The Los Angeles County Department of Public Health (Public Health) is investigating two additional cases of COVID-19 in Los Angeles County; the total number of cases for the county is now 16. One case traveled through Japan. One case has an unidentified source of exposure, therefore Public Health has determined this is the first possible case of community transmission in LA County.
Public Health is identifying persons who may have had close personal contact with these individuals, including any friends, family members or health care professionals, to assess and monitor them for signs and symptoms of illness has begun.
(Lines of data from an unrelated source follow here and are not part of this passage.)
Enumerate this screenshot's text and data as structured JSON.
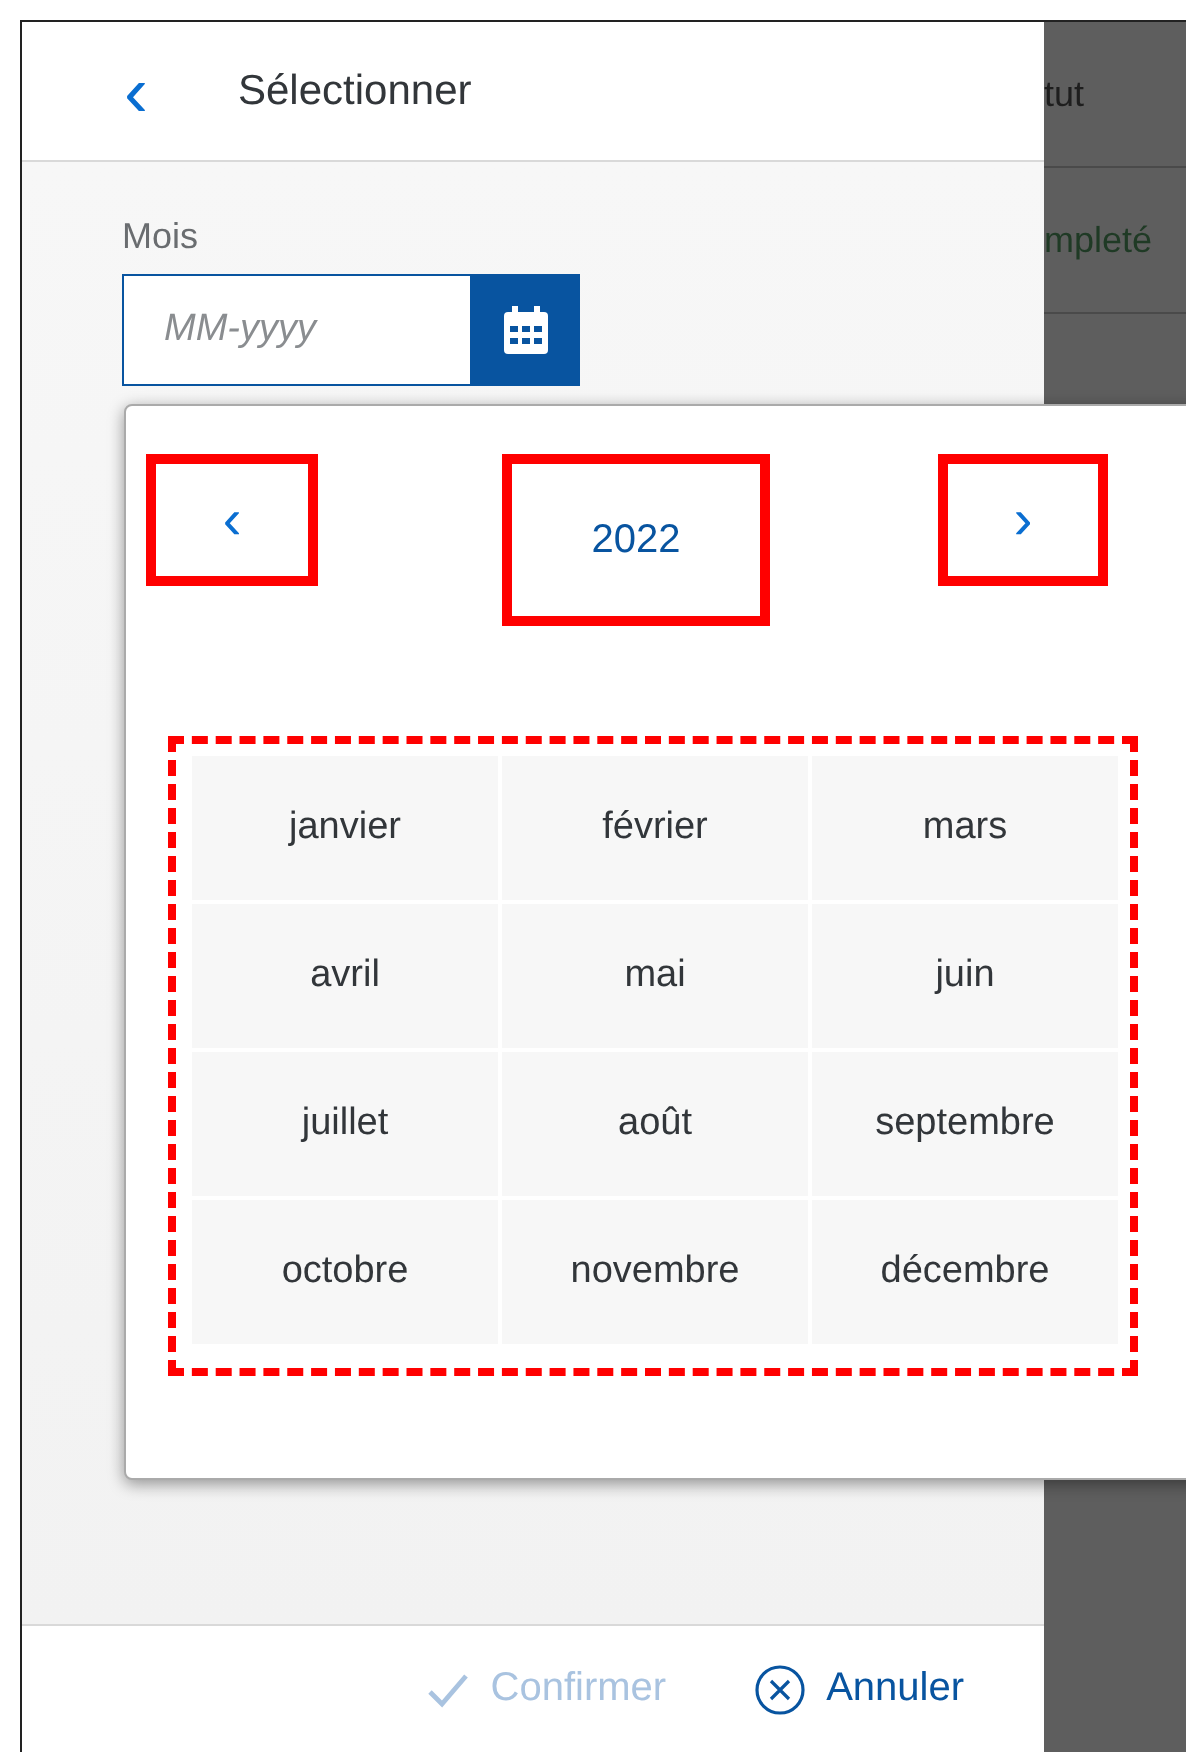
{
  "header": {
    "back_label": "‹",
    "title": "Sélectionner"
  },
  "field": {
    "label": "Mois",
    "placeholder": "MM-yyyy"
  },
  "picker": {
    "prev": {
      "label": "‹",
      "annotated": true
    },
    "year": {
      "label": "2022",
      "annotated": true
    },
    "next": {
      "label": "›",
      "annotated": true
    },
    "months_annotated": true,
    "months": [
      {
        "label": "janvier",
        "selected": false
      },
      {
        "label": "février",
        "selected": false
      },
      {
        "label": "mars",
        "selected": false
      },
      {
        "label": "avril",
        "selected": false
      },
      {
        "label": "mai",
        "selected": false
      },
      {
        "label": "juin",
        "selected": false
      },
      {
        "label": "juillet",
        "selected": false
      },
      {
        "label": "août",
        "selected": false
      },
      {
        "label": "septembre",
        "selected": false
      },
      {
        "label": "octobre",
        "selected": false
      },
      {
        "label": "novembre",
        "selected": false
      },
      {
        "label": "décembre",
        "selected": false
      }
    ]
  },
  "footer": {
    "buttons": [
      {
        "kind": "confirm",
        "label": "Confirmer",
        "disabled": true
      },
      {
        "kind": "cancel",
        "label": "Annuler",
        "disabled": false
      }
    ]
  },
  "background_table": {
    "cells": [
      "tut",
      "mpleté"
    ]
  }
}
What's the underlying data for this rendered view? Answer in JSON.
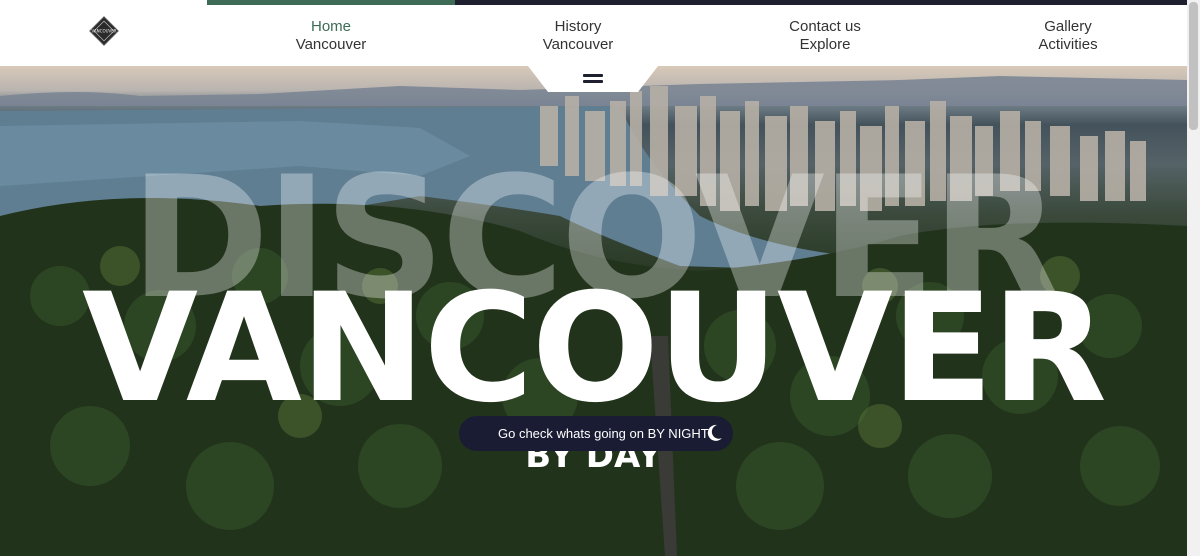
{
  "nav": {
    "logo_text": "VANCOUVER",
    "items": [
      {
        "line1": "Home",
        "line2": "Vancouver"
      },
      {
        "line1": "History",
        "line2": "Vancouver"
      },
      {
        "line1": "Contact us",
        "line2": "Explore"
      },
      {
        "line1": "Gallery",
        "line2": "Activities"
      }
    ],
    "active_color": "#3d6b55"
  },
  "hero": {
    "title_back": "DISCOVER",
    "title_main": "VANCOUVER",
    "subtitle": "BY DAY",
    "night_button": "Go check whats going on BY NIGHT",
    "menu_icon": "hamburger-icon",
    "moon_icon": "moon-icon"
  },
  "colors": {
    "accent_green": "#3d6b55",
    "dark_navy": "#1a1c33"
  }
}
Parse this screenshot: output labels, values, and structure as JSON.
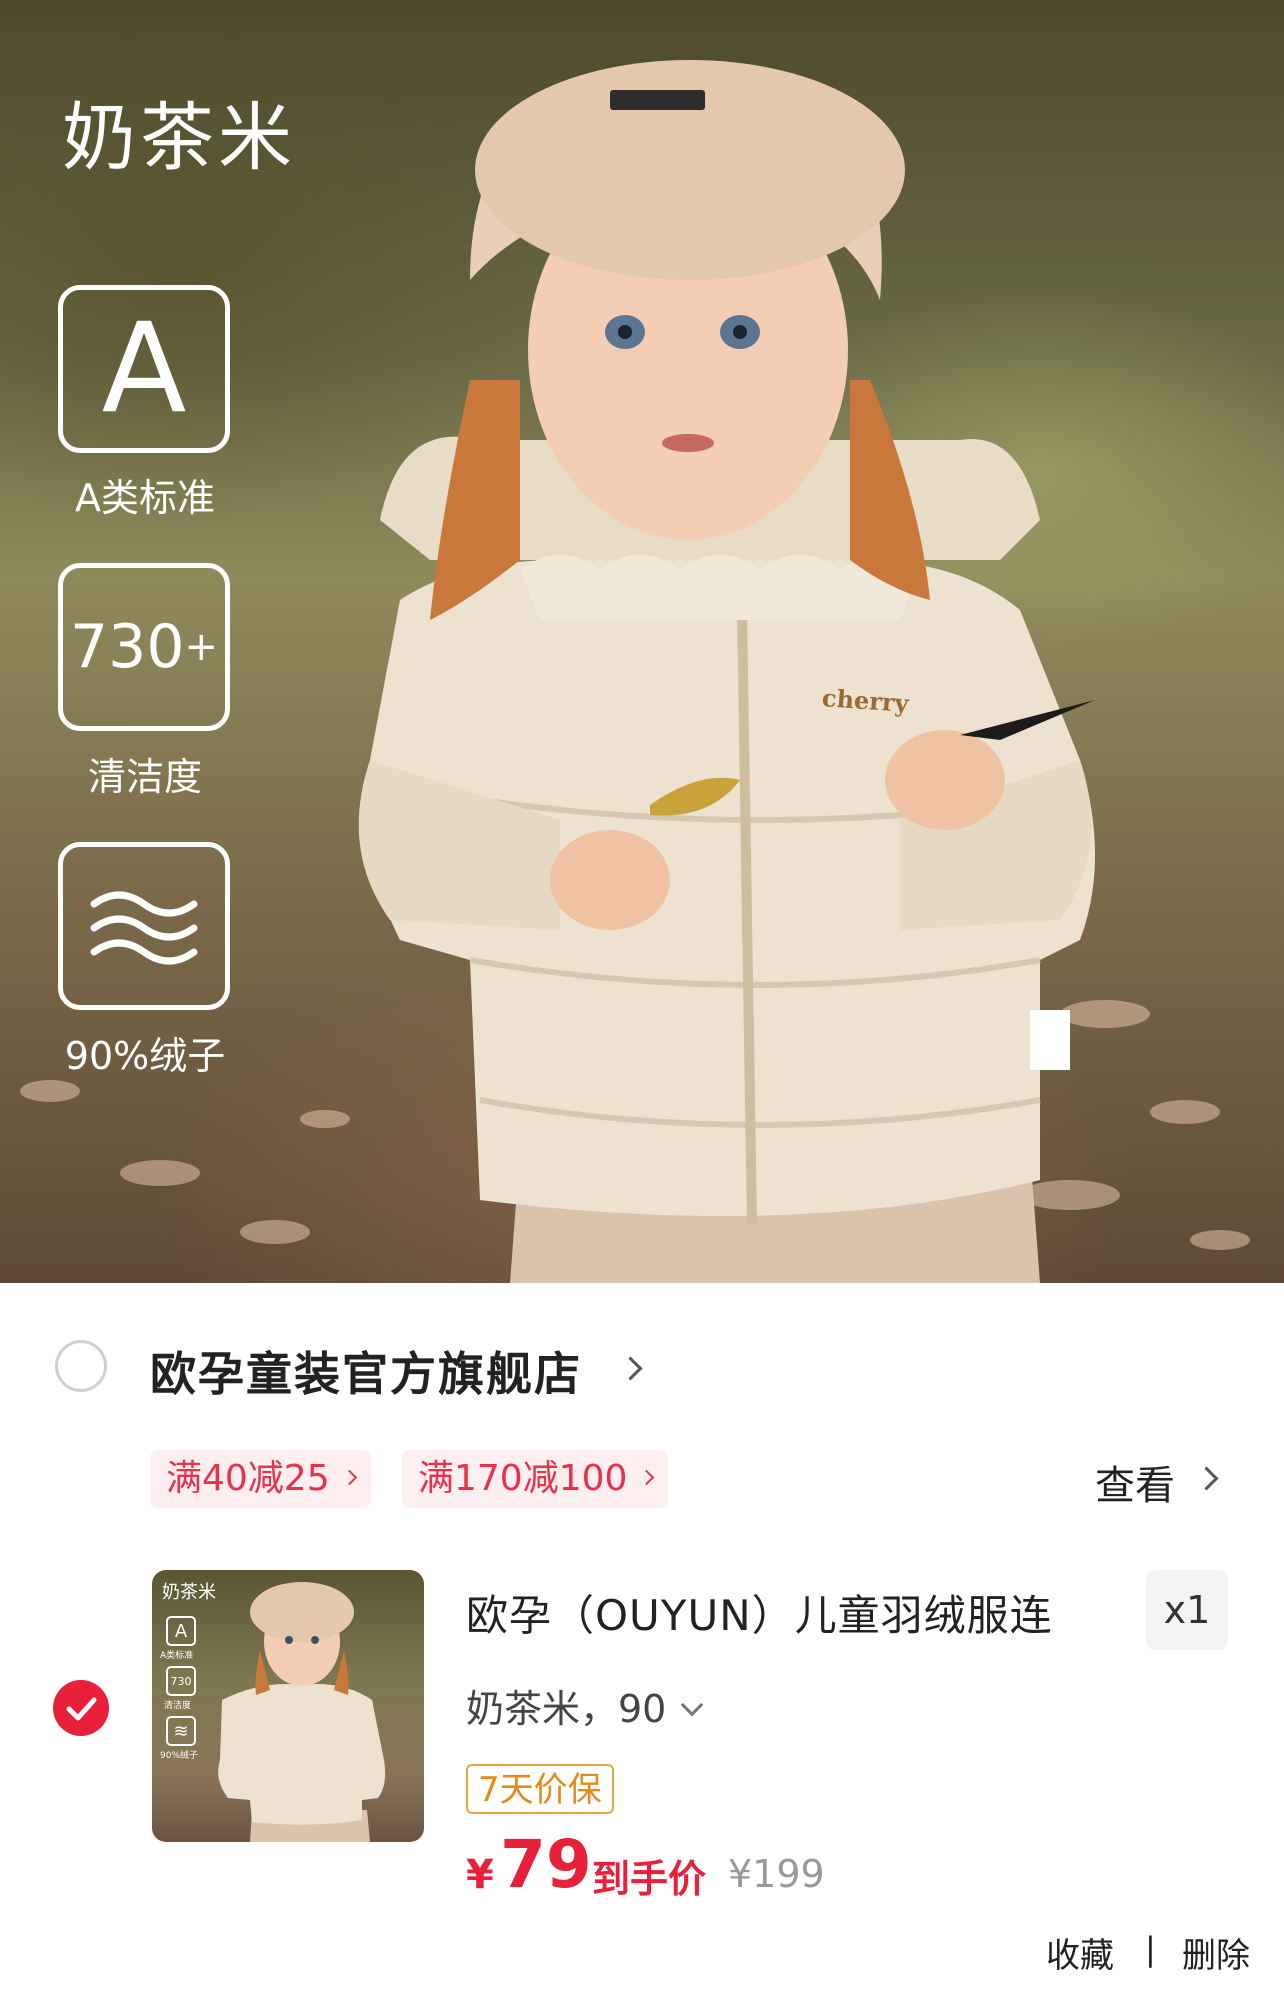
{
  "hero": {
    "title": "奶茶米",
    "badges": [
      {
        "symbol": "A",
        "label": "A类标准",
        "icon": "grade-a-icon"
      },
      {
        "symbol": "730",
        "sup": "+",
        "label": "清洁度",
        "icon": "cleanliness-icon"
      },
      {
        "symbol": "",
        "label": "90%绒子",
        "icon": "down-wave-icon"
      }
    ],
    "jacket_text": "cherry"
  },
  "cart": {
    "store_name": "欧孕童装官方旗舰店",
    "promotions": [
      "满40减25",
      "满170减100"
    ],
    "view_label": "查看",
    "item": {
      "title": "欧孕（OUYUN）儿童羽绒服连",
      "quantity": "x1",
      "variant": "奶茶米，90",
      "guarantee": "7天价保",
      "price_currency": "¥",
      "price": "79",
      "price_tag": "到手价",
      "original_price": "¥199",
      "thumb": {
        "title": "奶茶米",
        "a_label": "A类标准",
        "cleanliness": "730",
        "cleanliness_label": "清洁度",
        "down_label": "90%绒子"
      }
    },
    "actions": {
      "favorite": "收藏",
      "separator": "|",
      "delete": "删除"
    }
  },
  "colors": {
    "accent": "#e8203a",
    "promo_bg": "#fdeef0",
    "guarantee": "#e48a1a"
  }
}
All confirmed cases are being isolated and close contacts will be quarantined.
There are no known public exposure locations related to these cases at this time.
“This is our first case of community transmission in LA County and we will continue to see more cases of COVID-19,” said Barbara Ferrer, PhD, MPH, MEd, Director of Public Health. “We continue to urge everyone to do their part: stay home if you are sick and keep your children home if they are sick; plan for the possibility of school and business closures, and be sure to follow any additional directives issued by Public Health and/or local officials. By working together, we can slow the transmission of novel coronavirus,” she added.
Public Health will continue to actively monitor this situation and provide updates to the public as needed.
Public Health continues to recommend that the public do the following to protect themselves and others from respiratory illnesses:
Stay home when you are sick.
Wash your hands often with soap and water for at least 20 seconds, especially after going to the bathroom; before eating; and after blowing your nose, coughing, or sneezing.
Avoid touching your eyes, nose, and mouth with unclean hands.
Limit close contact, like kissing and sharing cups or utensils, with people who are sick.
Clean and disinfect frequently touched objects and surfaces using a regular household cleaning spray or wipe.
Cover your cough or sneeze with a tissue, then throw the tissue in the trash. If you do not have a tissue, use your sleeve (not your hands).
Facemasks are most effective when used appropriately by health care workers and those directly caring for people who are sick and by people who are sick (source control).
Get a flu immunization to prevent influenza if you have not done so this season.
Submitted by the County Department of Public Health